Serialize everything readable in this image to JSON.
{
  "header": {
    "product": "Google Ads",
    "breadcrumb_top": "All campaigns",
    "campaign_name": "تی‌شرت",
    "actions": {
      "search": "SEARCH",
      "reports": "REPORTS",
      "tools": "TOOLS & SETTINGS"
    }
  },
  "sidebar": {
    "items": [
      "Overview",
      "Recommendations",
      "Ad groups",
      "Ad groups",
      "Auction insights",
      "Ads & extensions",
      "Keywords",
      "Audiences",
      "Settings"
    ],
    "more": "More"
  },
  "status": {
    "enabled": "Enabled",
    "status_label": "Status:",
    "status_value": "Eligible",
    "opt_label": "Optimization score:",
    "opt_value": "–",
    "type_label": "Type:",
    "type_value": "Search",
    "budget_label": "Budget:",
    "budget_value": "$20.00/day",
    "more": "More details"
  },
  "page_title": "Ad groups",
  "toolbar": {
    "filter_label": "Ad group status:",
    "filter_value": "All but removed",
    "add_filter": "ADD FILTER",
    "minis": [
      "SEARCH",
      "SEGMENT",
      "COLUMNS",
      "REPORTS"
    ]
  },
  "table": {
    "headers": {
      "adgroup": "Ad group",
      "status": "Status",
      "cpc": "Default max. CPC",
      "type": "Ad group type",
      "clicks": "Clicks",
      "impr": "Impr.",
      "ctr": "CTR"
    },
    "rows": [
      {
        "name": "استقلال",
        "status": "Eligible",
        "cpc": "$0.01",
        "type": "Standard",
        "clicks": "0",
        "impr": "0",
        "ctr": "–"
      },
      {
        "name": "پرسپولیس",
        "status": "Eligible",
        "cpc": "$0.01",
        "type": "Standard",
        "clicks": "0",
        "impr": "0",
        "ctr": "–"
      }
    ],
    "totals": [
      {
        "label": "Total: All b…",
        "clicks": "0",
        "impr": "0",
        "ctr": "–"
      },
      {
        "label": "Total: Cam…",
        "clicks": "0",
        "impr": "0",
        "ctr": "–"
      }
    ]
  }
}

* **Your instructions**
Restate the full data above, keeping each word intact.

* **Final answer**
Serialize everything readable in this image to JSON.
{
  "header": {
    "product": "Google Ads",
    "breadcrumb_top": "All campaigns",
    "campaign_name": "تی‌شرت",
    "actions": {
      "search": "SEARCH",
      "reports": "REPORTS",
      "tools": "TOOLS & SETTINGS"
    }
  },
  "sidebar": {
    "items": [
      "Overview",
      "Recommendations",
      "Ad groups",
      "Ad groups",
      "Auction insights",
      "Ads & extensions",
      "Keywords",
      "Audiences",
      "Settings"
    ],
    "more": "More"
  },
  "status": {
    "enabled": "Enabled",
    "status_label": "Status:",
    "status_value": "Eligible",
    "opt_label": "Optimization score:",
    "opt_value": "–",
    "type_label": "Type:",
    "type_value": "Search",
    "budget_label": "Budget:",
    "budget_value": "$20.00/day",
    "more": "More details"
  },
  "page_title": "Ad groups",
  "toolbar": {
    "filter_label": "Ad group status:",
    "filter_value": "All but removed",
    "add_filter": "ADD FILTER",
    "minis": [
      "SEARCH",
      "SEGMENT",
      "COLUMNS",
      "REPORTS"
    ]
  },
  "table": {
    "headers": {
      "adgroup": "Ad group",
      "status": "Status",
      "cpc": "Default max. CPC",
      "type": "Ad group type",
      "clicks": "Clicks",
      "impr": "Impr.",
      "ctr": "CTR"
    },
    "rows": [
      {
        "name": "استقلال",
        "status": "Eligible",
        "cpc": "$0.01",
        "type": "Standard",
        "clicks": "0",
        "impr": "0",
        "ctr": "–"
      },
      {
        "name": "پرسپولیس",
        "status": "Eligible",
        "cpc": "$0.01",
        "type": "Standard",
        "clicks": "0",
        "impr": "0",
        "ctr": "–"
      }
    ],
    "totals": [
      {
        "label": "Total: All b…",
        "clicks": "0",
        "impr": "0",
        "ctr": "–"
      },
      {
        "label": "Total: Cam…",
        "clicks": "0",
        "impr": "0",
        "ctr": "–"
      }
    ]
  }
}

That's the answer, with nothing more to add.